Explore Australia’s huge open spaces on trekking routes that penetrate every corner of the country to reveal surprisingly diverse snapshots of the island-continent’s landscape and nature
Story by Andrew Bain
Cape to Cape Track
Where Western Australia
When June to December is whale season
How long 133km
Moderate – some long days slugging it out through sand, but few real climbs.
What’s great about it
Whales, wine and waves . . . why wouldn’t you?
Imagine a coastal hike at the edge of one of Australia’s finest wine regions, with whales regularly popping up out of the ocean as you walk. Welcome to the Cape to Cape Track, running between the lighthouses on Cape Naturaliste and Cape Leeuwin in the southwestern corner of the country.
This gorgeously rugged route clings to cliff-tops and empty beaches near to the point where the Indian Ocean meets the Southern Ocean in a tangle of waves. Suitably, much of your focus as you walk will be on the sea. From June to December, this strip of ocean is a whale migration corridor, and it’s not unusual to see breaching whales just offshore as you hike along the cliffs. The southern hemisphere spring also sees the blooming of numerous wildflowers.
Evocative, ocean-beaten coastal rock features abound along the length of the week-long trail, alternating with loops inland. There are long, isolated stretches of beach, chances to duck away from the trail into Margaret River vineyards – easy to get a bit sidetracked here! – and a section of hiking through Australia’s westernmost stand of giant karri trees at Boranup.
Nights offer a mix of walker-only campsites with picnic tables and water tanks, and guesthouses and simple hotels in likeable seaside towns such as Yallingup and Prevelly Park. Book ahead for the latter as they fill up quickly, with some places not keen on single-night bookings.
The Friends of the Cape to Cape Track website, www.capetocapetrack.com.au, is an invaluable planning resource.
Heysen Trail (Northern Section)
Where South Australia
When April to May, August to October
How long 60km (this section only, or up to 1,200km if you’re really keen)
Moderate. Remote but straightforward hiking.
What’s great about it

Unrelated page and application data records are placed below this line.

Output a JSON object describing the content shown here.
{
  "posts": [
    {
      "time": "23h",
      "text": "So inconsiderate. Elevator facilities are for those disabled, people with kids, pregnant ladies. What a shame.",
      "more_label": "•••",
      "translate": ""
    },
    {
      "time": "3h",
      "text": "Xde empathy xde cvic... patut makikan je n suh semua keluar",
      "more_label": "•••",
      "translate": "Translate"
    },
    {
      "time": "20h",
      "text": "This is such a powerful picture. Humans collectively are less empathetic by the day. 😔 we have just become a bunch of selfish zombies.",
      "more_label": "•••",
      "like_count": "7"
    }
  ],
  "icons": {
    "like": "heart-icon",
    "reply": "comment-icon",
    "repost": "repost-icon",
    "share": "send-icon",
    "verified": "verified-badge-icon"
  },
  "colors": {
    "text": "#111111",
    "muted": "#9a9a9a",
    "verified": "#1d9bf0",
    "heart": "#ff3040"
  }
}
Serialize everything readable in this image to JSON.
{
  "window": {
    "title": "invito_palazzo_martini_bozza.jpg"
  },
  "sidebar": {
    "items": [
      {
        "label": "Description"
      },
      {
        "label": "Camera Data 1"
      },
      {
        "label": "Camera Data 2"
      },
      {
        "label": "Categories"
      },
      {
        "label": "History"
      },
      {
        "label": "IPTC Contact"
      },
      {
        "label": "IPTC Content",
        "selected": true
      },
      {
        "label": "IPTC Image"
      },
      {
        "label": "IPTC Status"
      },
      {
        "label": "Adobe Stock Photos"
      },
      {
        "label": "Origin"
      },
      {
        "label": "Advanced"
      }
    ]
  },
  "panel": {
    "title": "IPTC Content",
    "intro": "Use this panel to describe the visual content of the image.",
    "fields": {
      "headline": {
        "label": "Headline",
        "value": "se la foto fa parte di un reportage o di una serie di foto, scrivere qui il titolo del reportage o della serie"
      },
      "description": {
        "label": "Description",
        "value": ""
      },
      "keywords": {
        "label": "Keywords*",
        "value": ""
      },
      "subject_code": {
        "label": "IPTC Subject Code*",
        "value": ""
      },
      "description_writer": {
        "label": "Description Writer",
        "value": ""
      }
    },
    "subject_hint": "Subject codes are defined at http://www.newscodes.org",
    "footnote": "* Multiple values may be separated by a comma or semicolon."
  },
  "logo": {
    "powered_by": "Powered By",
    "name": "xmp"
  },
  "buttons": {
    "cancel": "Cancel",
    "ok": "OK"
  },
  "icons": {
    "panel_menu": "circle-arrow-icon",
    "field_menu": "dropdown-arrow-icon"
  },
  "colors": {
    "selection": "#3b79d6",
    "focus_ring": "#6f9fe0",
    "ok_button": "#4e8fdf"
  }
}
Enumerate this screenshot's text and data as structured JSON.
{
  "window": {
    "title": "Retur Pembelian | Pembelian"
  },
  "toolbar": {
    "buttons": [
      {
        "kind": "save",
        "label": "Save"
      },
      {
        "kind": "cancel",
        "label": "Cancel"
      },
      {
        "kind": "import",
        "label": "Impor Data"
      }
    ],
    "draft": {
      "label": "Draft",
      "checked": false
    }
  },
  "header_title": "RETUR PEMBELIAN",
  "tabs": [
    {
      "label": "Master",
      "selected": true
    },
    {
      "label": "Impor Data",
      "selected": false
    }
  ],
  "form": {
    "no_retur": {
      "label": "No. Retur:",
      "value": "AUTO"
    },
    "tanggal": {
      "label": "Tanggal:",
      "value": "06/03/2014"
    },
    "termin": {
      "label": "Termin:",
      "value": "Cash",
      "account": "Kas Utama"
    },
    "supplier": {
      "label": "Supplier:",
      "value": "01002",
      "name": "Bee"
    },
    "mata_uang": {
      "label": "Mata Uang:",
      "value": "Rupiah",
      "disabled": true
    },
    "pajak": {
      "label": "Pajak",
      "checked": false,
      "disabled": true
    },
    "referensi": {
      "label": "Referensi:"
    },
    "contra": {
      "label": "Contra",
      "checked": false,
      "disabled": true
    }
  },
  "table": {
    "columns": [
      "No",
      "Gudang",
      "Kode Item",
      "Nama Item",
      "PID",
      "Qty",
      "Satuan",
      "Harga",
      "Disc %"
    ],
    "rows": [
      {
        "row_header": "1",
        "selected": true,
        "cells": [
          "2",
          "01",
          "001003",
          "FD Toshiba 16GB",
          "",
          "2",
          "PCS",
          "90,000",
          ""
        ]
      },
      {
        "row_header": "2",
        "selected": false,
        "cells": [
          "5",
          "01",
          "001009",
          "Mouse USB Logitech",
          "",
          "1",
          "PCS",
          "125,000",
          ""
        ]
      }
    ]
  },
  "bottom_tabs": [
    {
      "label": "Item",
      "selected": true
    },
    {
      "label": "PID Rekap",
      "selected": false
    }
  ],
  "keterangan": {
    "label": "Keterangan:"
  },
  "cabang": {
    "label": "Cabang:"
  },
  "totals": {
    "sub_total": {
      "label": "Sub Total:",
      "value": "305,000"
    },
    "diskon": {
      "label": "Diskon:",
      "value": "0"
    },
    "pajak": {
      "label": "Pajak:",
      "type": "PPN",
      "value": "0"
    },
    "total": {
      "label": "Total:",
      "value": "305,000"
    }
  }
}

Seeing more of Australia’s most beautiful range than most locals have.
The Heysen Trail in its entirety is probably the most daunting hike in Australia, stretching for 1,200km along the back of Adelaide and into the far-northern Flinders Ranges, where South Australia approaches desert country.
Water is scarce, the hiking is remote, and the dry heat can be intense. But the northernmost 60km of the trail, from Parachilna Gorge to Wilpena Pound, provide a pretty complete highlights package.
This section of the trail parallels the ranges, crossing through the ABC Range out of Aroona Valley and into the Bunyeroo Valley below the northern wall of Wilpena Pound. This crater-like circle of peaks is the most striking natural landmark in South Australia, and there are good views of its sawtooth peaks for much of the length of the hike.
The final section of the hike rounds the base of the Pound to finish at the Wilpena Pound Resort, but there’s also a chance to veer away onto the shoulder of St Mary Peak, the highest mountain in the Flinders Ranges, for a perspective on the Pound’s arid interior.
You’ll need to carry a tent and all food on this hike, but camping areas at Aroona Valley and Yanyanna Hut break the route into fairly even stints across three days. The trail is closed during the local fire danger season – typically November to April.
There’s a wealth of information at the Friends of the Heysen Trail website, http://heysentrail.asn.au